Andromeda is moving toward our Milky Way, with SDSO-1 lying roughly between them, offering another potential clue. Andromeda is so close to the Milky Way that their individual haloes may be interacting, bumping into each other as the two galaxies pass in space. Diffuse gas in the two galactic haloes would compress on collision, forming a curved structure like the bow wave from a ship moving through water. If that were the case, however, the cloud should not appear so close to Andromeda. Instead it would appear in the sky roughly halfway between Andromeda and the center of the Milky Way. And this scenario still wouldn’t explain the lack of hydrogen.
Another possibility is that the cloud is physically far smaller but much closer to us, meaning it’s a nebula in the Milky Way that is only coincidentally appearing near Andromeda. Planetary nebulae are shells of gas cast off by dying sunlike stars, and they are usually rich in hydrogen and oxygen. With the central star energizing the gas, these nebulae tend to appear bright in light emitted by both elements. So again, the lack of hydrogen in SDSO-1 is baffling.
It’s possible SDSO-1 could be the remnant of a Milky Way star that exploded as a supernova, but then it should also be glowing in ultraviolet light and radio waves. Searching older observations of Andromeda, however, astronomers see nothing coming from the cloud at any other wavelengths, including x-rays and visible and infrared light.
So at the moment, no known mechanism fits all the data. While baffling, this is also the sort of thing scientists love. Solving puzzles is why we wanted to be scientists in the first place.
The fact that something so enormous in our sky has escaped detection until now is amazing, if not entirely surprising to astronomers. Big telescopes tend to have a narrow field of view, so observing objects that have a large apparent size is difficult—especially one as sprawling as SDSO-1, which is as wide as three full moons in the sky. Bigger instruments simply missed it, unable to see the forest for the trees.
Also, the cloud is extremely faint, requiring very long exposures to spot at all. The total observation time in the discovery and confirmation images that used just the doubly ionized oxygen filter was a staggering 160 hours. Even the filters and detectors used in professional observatories are designed to observe in a different way than amateur telescopes. This also amplifies the difficulty of finding objects like SDSO-1. Even the 3.8-meter Canada-France-Hawaii Telescope, which is equipped with an incredible 378-megapixel camera and an oxygen filter, looked right at the spot in the sky where SDSO-1 sits and saw nothing. It’s an impressive piece of equipment, but it just wasn’t designed to see something so big and faint in the sky.
Solving this mystery will require spectra—breaking the cloud’s light up into small wavelength divisions similar to how raindrops break up sunlight into a rainbow. By carefully examining the spectrum of SDSO-1, the velocity of its gas can be determined via the Doppler effect—the slight blueshift of its color if the gas is moving toward us or the redshift if it’s moving away.

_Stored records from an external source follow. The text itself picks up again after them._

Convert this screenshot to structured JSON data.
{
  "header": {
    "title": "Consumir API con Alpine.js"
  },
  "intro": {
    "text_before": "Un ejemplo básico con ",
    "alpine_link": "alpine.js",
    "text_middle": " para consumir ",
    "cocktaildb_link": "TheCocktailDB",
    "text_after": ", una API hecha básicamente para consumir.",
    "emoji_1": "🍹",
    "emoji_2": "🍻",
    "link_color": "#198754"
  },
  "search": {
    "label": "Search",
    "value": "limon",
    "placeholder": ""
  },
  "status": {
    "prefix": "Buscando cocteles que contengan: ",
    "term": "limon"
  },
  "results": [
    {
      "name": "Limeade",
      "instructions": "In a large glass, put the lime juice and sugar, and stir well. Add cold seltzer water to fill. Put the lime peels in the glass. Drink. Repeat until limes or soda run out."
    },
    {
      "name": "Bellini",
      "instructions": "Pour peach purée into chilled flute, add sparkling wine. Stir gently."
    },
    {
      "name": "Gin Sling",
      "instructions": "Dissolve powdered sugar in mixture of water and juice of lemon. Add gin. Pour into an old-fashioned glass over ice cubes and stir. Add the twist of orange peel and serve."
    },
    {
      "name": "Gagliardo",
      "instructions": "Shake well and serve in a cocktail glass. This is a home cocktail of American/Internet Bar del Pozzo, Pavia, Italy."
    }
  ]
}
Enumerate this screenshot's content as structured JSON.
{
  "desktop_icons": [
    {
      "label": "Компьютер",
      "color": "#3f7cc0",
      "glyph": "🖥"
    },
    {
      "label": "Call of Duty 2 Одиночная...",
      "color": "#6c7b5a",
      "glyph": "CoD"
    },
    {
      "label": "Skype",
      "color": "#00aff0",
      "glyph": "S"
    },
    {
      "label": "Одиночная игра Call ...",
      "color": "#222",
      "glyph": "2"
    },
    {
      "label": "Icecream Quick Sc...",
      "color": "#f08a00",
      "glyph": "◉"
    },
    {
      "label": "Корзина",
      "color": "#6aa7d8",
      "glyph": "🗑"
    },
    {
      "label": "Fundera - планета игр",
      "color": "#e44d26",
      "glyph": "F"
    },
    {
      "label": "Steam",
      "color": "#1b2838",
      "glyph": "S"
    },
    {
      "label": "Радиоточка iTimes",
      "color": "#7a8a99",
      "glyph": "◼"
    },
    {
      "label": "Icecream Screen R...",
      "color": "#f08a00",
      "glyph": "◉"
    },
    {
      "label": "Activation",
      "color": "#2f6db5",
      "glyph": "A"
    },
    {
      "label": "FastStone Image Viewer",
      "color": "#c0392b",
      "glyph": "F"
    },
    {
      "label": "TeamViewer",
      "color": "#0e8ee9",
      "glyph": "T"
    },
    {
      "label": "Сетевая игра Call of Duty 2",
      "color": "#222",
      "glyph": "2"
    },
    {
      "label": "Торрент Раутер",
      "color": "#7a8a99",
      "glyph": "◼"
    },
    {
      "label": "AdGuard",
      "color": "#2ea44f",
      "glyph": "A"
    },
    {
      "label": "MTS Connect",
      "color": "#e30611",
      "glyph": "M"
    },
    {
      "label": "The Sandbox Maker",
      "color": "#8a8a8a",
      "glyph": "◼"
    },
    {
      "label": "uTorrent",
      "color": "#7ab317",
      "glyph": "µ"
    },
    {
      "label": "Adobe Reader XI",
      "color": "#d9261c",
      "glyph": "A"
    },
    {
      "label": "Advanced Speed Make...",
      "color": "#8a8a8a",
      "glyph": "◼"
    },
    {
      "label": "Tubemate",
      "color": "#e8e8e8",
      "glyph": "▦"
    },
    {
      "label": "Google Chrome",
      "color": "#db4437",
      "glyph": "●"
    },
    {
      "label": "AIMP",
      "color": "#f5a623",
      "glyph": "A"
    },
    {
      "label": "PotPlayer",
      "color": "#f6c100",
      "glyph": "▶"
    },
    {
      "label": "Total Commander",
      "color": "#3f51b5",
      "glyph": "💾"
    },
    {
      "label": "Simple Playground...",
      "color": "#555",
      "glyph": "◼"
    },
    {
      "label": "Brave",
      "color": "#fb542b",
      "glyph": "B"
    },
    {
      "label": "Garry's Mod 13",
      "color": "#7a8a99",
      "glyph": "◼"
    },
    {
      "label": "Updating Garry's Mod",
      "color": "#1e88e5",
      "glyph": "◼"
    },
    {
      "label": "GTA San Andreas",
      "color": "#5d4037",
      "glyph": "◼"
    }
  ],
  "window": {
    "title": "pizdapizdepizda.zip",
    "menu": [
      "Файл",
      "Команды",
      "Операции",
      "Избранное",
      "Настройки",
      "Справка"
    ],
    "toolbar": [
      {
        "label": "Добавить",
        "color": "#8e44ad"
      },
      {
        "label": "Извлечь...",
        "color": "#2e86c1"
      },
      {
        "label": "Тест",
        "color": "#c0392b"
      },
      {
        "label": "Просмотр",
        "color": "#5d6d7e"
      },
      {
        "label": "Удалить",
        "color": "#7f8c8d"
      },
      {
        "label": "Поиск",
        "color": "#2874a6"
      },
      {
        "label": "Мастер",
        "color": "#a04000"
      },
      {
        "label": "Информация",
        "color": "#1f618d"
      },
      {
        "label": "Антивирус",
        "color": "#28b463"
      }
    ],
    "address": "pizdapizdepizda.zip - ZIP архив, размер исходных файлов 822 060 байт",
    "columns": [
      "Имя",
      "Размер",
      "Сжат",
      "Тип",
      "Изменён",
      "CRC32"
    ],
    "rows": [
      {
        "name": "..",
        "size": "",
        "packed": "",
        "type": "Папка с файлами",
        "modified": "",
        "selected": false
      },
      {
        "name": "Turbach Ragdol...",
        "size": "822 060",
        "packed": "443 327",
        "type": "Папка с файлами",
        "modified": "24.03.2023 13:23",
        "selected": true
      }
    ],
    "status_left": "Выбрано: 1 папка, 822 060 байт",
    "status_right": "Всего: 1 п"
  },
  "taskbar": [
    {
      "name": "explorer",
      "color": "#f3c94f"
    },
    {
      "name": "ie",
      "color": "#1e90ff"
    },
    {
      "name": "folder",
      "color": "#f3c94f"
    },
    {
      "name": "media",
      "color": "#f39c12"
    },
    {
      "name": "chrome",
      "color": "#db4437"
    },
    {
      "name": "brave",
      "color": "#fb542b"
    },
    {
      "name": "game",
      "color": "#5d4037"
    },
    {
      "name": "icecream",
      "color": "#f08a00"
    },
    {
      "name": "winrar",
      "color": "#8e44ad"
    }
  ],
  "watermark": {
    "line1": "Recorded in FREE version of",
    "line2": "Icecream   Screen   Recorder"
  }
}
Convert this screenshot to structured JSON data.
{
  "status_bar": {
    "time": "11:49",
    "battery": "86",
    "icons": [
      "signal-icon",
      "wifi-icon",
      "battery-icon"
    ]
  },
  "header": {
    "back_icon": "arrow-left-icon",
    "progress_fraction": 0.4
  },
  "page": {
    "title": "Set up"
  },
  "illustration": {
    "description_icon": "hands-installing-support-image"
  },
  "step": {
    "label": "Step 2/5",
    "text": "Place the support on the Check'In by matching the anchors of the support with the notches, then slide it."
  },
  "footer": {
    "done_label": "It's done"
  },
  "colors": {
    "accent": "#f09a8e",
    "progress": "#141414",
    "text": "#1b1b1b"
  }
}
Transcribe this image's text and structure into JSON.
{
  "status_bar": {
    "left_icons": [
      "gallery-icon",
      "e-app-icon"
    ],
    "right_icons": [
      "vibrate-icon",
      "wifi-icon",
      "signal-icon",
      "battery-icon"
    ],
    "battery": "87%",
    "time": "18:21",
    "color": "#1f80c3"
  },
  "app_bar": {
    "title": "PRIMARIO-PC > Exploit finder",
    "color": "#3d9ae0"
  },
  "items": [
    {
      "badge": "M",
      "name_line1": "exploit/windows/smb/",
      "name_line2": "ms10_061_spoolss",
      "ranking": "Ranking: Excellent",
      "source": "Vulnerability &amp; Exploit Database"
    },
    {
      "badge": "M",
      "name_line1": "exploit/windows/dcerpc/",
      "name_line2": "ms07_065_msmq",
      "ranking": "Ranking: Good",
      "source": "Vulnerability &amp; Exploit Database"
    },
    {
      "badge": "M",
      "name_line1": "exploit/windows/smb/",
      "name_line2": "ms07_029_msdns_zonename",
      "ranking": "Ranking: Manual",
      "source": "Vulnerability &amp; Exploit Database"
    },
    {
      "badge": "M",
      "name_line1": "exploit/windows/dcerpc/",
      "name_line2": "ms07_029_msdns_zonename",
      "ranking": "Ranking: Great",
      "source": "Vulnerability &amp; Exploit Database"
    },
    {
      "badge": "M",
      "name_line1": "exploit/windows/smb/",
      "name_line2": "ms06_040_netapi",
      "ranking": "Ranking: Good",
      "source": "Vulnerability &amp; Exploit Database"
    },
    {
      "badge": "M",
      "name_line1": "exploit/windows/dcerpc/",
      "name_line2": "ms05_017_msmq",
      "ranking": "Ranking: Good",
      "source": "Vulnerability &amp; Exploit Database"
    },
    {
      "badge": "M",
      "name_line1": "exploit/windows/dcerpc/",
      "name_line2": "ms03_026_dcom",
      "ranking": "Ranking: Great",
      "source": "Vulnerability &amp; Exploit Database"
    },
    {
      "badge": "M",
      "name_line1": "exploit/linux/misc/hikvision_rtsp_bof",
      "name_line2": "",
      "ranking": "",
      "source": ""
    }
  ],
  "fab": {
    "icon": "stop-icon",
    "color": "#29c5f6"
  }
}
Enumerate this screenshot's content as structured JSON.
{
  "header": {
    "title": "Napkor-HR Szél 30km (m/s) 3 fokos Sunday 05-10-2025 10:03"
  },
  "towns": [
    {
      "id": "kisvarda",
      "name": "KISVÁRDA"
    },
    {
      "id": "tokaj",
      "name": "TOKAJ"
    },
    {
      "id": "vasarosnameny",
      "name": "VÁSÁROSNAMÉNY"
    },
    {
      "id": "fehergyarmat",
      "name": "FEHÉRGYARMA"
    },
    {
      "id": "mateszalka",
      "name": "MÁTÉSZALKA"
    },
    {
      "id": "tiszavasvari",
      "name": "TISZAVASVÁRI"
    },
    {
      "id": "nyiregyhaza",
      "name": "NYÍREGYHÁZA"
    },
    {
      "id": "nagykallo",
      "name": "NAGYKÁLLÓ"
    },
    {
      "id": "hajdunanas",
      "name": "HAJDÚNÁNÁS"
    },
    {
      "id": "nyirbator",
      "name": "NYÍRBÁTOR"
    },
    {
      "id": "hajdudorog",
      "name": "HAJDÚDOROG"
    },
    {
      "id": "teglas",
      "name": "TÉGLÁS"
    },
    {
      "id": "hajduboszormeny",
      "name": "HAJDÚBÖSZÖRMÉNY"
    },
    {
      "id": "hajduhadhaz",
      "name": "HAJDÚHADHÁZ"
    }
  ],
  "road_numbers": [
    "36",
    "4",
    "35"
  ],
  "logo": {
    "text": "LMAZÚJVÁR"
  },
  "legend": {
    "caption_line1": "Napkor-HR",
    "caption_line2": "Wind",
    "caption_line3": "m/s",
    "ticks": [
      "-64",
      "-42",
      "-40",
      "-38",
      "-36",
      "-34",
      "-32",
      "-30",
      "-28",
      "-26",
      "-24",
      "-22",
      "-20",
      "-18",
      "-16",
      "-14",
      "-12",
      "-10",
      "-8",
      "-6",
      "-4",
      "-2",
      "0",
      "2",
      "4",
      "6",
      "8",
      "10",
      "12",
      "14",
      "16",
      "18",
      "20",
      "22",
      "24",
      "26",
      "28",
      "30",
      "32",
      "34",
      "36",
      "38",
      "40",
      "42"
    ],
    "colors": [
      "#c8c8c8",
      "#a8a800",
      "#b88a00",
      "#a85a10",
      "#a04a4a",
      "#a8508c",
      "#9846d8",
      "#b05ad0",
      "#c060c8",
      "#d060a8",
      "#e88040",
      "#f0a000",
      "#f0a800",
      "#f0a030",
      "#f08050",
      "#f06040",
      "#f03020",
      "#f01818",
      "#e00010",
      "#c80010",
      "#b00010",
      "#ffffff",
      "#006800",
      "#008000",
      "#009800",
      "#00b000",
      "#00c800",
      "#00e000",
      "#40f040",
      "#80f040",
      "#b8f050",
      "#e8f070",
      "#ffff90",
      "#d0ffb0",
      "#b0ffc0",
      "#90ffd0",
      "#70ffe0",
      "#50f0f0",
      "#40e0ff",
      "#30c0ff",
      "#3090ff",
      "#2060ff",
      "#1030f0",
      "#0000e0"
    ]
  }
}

If the cloud is moving at a similar speed as Andromeda, then it’s likely to be a part of that galaxy. If instead it’s moving more slowly, then it’s likely to be inside our own. The study’s authors report that such spectral observations are already underway, but until those are finished, the origin and behavior of this cloud will remain an enigma.
While SDSO-1 presents a conundrum, it’s also something of a beacon of hope: it’s showing us there are still many treasures in the sky left to find. We just need to use the right tools to uncover them.
This is an opinion and analysis article, and the views expressed by the author or authors are not necessarily those of Scientific American.
Editor’s Note (1/12/23): This article was edited after posting to correct the descriptions of Marcel Drechsler’s, Xavier Strottner’s and Yann Sainty’s respective roles in the discovery.